I would like to think, gourmet that he was, that Waugh would have approved of the pub as it is today, now a Brakspear’s tenancy held by licensee Bal Gill (pictured - he also has The Swan at nearby Islip, where food is in tapas style). The beer is still good (as Rosemarie and our neighbour Paul discovered over lunch) and the food, from Mark’s kitchen, is surely better than it has ever been.

The menu is wide-ranging, with a good range of additional specials. A number of the dishes can be served either as a starter or a main course: the prawn linguine, which was first up for me, was one of these. It was excellent: perfect pasta with four or five juicy king prawns, lots of little clams in their shells, fresh dill, garlic, rocket and parmesan cheese.

Rosemarie gave a thumbs up to the special of pan-fried scallops with celeriac purée (those on the main menu come with black pudding and green beans). Paul was very pleased with a round of sesame-seed-coated goat’s cheese, deep-fried and served with toasted pinenuts, tomato and chilli jam.

Though there was plenty of fish on the menu (including sea bass, cod with mussels and whole roasted gilthead bream), I decided that this was a day for a Sunday roast. My choice was rump of lamb, which was served in big juicy slices with a gratin of butternut and potato dauphinoise, green beans and peas and madeira jus.

Rosemarie had a special of roast belly of pork. The meat came rolled and tied, with a long baton of crackling, stuffing and a cornucopia of fresh vegetables — swede and carrot purée, leeks, green beans and purple sprouting. I was surprised that she managed to finish her big plateful and still find room for a chocolate brownie to finish her meal. This was an extremely chocolatey sponge, which was served with ice cream.

Paul chose one of the offerings on the main menu, a pan-fried 8oz rump steak, which came with sautéed garlic mushrooms, confit tomatoes, mixed leaves, chips and grain mustard sauce.
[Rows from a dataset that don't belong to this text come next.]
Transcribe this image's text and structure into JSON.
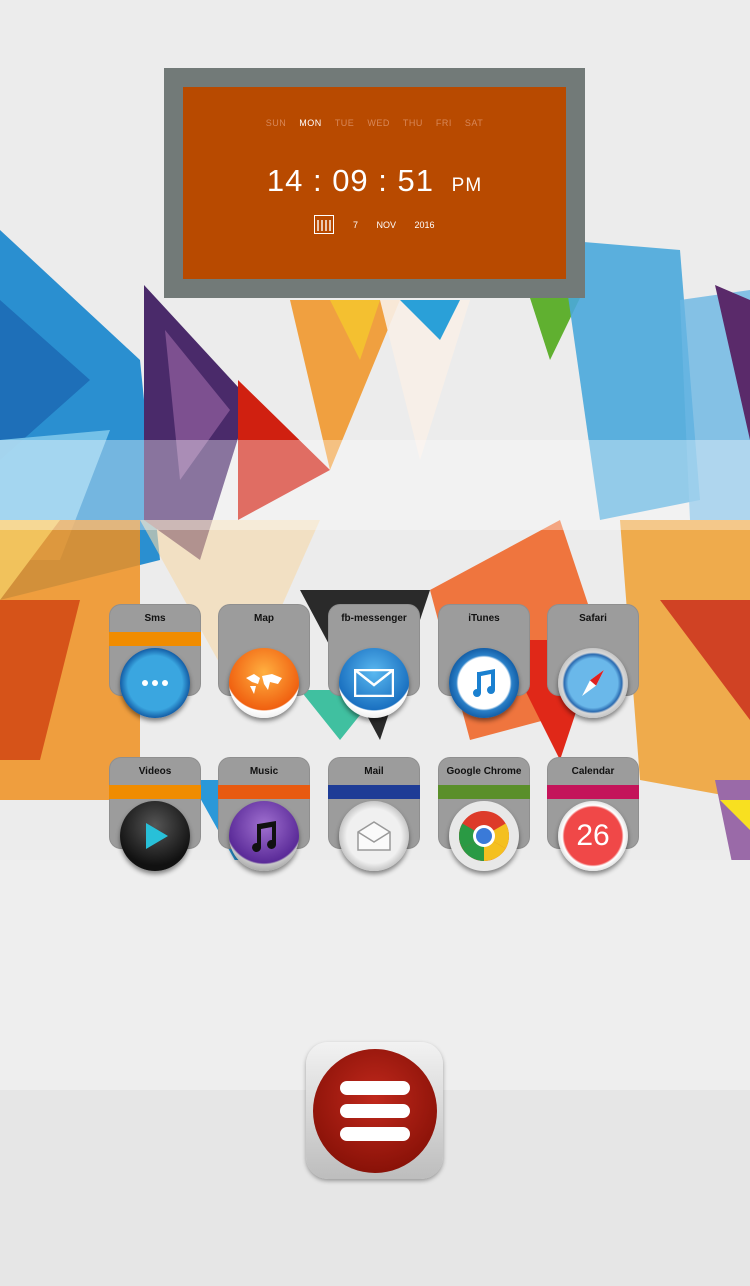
{
  "clock": {
    "weekdays": [
      "SUN",
      "MON",
      "TUE",
      "WED",
      "THU",
      "FRI",
      "SAT"
    ],
    "active_day": "MON",
    "hours": "14",
    "minutes": "09",
    "seconds": "51",
    "ampm": "PM",
    "date_day": "7",
    "date_month": "NOV",
    "date_year": "2016"
  },
  "apps": [
    {
      "label": "Sms",
      "stripe": "#f08c00",
      "icon": "chat-bubble-icon"
    },
    {
      "label": "Map",
      "stripe": "#9c9c9c",
      "icon": "world-map-icon"
    },
    {
      "label": "fb-messenger",
      "stripe": "#9c9c9c",
      "icon": "envelope-icon"
    },
    {
      "label": "iTunes",
      "stripe": "#9c9c9c",
      "icon": "music-note-icon"
    },
    {
      "label": "Safari",
      "stripe": "#9c9c9c",
      "icon": "compass-icon"
    },
    {
      "label": "Videos",
      "stripe": "#f08c00",
      "icon": "play-icon"
    },
    {
      "label": "Music",
      "stripe": "#e85a10",
      "icon": "music-notes-icon"
    },
    {
      "label": "Mail",
      "stripe": "#1e3c96",
      "icon": "open-envelope-icon"
    },
    {
      "label": "Google Chrome",
      "stripe": "#5a8f2a",
      "icon": "chrome-icon"
    },
    {
      "label": "Calendar",
      "stripe": "#c4145a",
      "icon": "calendar-icon",
      "badge_text": "26"
    }
  ],
  "menu_button": {
    "icon": "hamburger-menu-icon"
  }
}
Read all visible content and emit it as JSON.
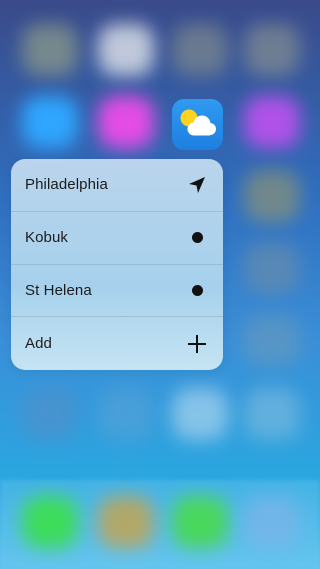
{
  "home_screen": {
    "app_icon": "weather-app-icon"
  },
  "quick_actions": {
    "items": [
      {
        "label": "Philadelphia",
        "icon": "location-arrow-icon"
      },
      {
        "label": "Kobuk",
        "icon": "dot-icon"
      },
      {
        "label": "St Helena",
        "icon": "dot-icon"
      },
      {
        "label": "Add",
        "icon": "plus-icon"
      }
    ]
  }
}
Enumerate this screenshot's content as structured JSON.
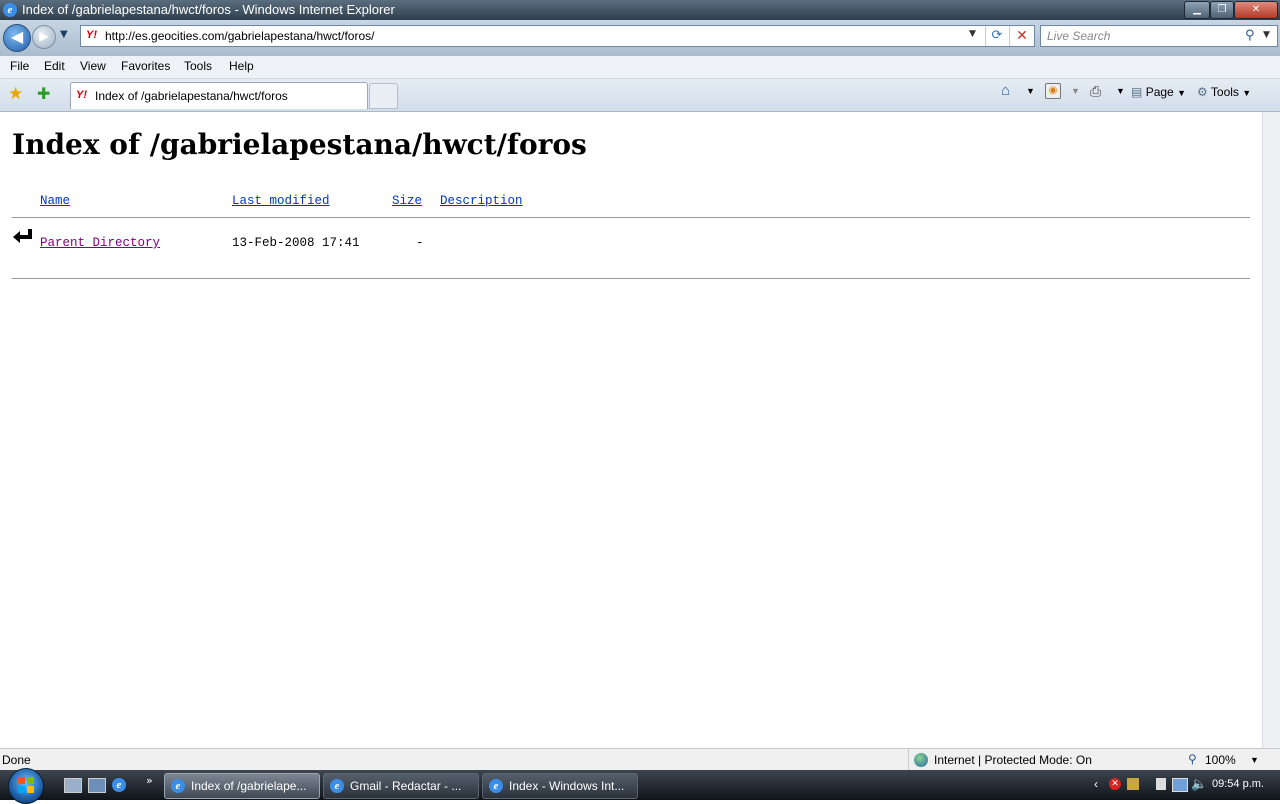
{
  "window": {
    "title": "Index of /gabrielapestana/hwct/foros - Windows Internet Explorer"
  },
  "address_bar": {
    "url": "http://es.geocities.com/gabrielapestana/hwct/foros/"
  },
  "search": {
    "placeholder": "Live Search"
  },
  "menu": [
    "File",
    "Edit",
    "View",
    "Favorites",
    "Tools",
    "Help"
  ],
  "tab": {
    "label": "Index of /gabrielapestana/hwct/foros"
  },
  "command_bar": {
    "page_label": "Page",
    "tools_label": "Tools"
  },
  "page": {
    "heading": "Index of /gabrielapestana/hwct/foros",
    "columns": {
      "name": "Name",
      "last_modified": "Last modified",
      "size": "Size",
      "description": "Description"
    },
    "rows": [
      {
        "name": "Parent Directory",
        "last_modified": "13-Feb-2008 17:41",
        "size": "-",
        "description": ""
      }
    ]
  },
  "status_bar": {
    "status": "Done",
    "zone": "Internet | Protected Mode: On",
    "zoom": "100%"
  },
  "taskbar": {
    "tasks": [
      {
        "label": "Index of /gabrielape...",
        "active": true
      },
      {
        "label": "Gmail - Redactar - ...",
        "active": false
      },
      {
        "label": "Index - Windows Int...",
        "active": false
      }
    ],
    "clock": "09:54 p.m."
  },
  "colors": {
    "link": "#0033cc",
    "visited_link": "#800080",
    "taskbar": "#1a2129"
  },
  "icons": [
    "ie-icon",
    "back-arrow-icon",
    "forward-arrow-icon",
    "yahoo-icon",
    "refresh-icon",
    "stop-icon",
    "search-icon",
    "favorites-star-icon",
    "add-favorites-icon",
    "home-icon",
    "feeds-icon",
    "print-icon",
    "page-icon",
    "tools-gear-icon",
    "parent-directory-icon",
    "globe-icon",
    "zoom-icon",
    "windows-logo-icon"
  ]
}
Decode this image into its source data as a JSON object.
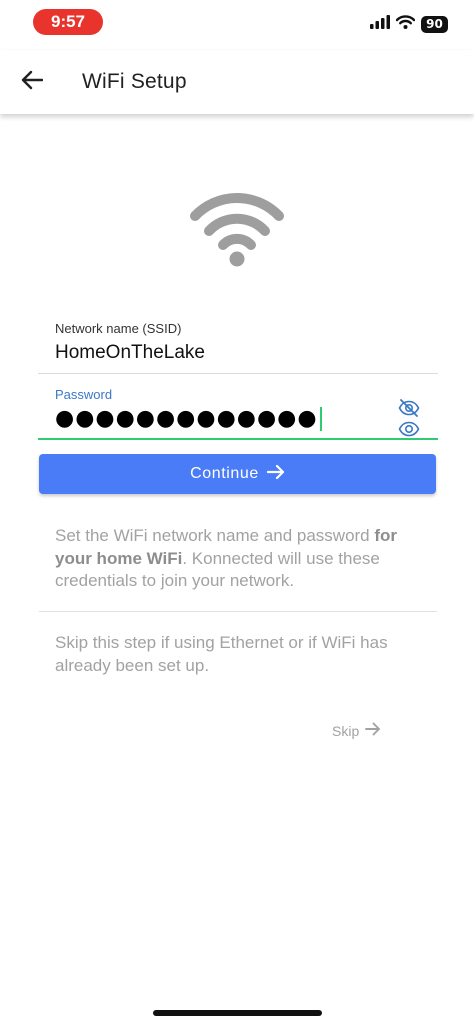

It was all first-class.

He, too, managed a pudding — a big steaming bowl of rhubarb crumble with custard. It was the sort of dish that might have gone down well, I think, with E. Waugh.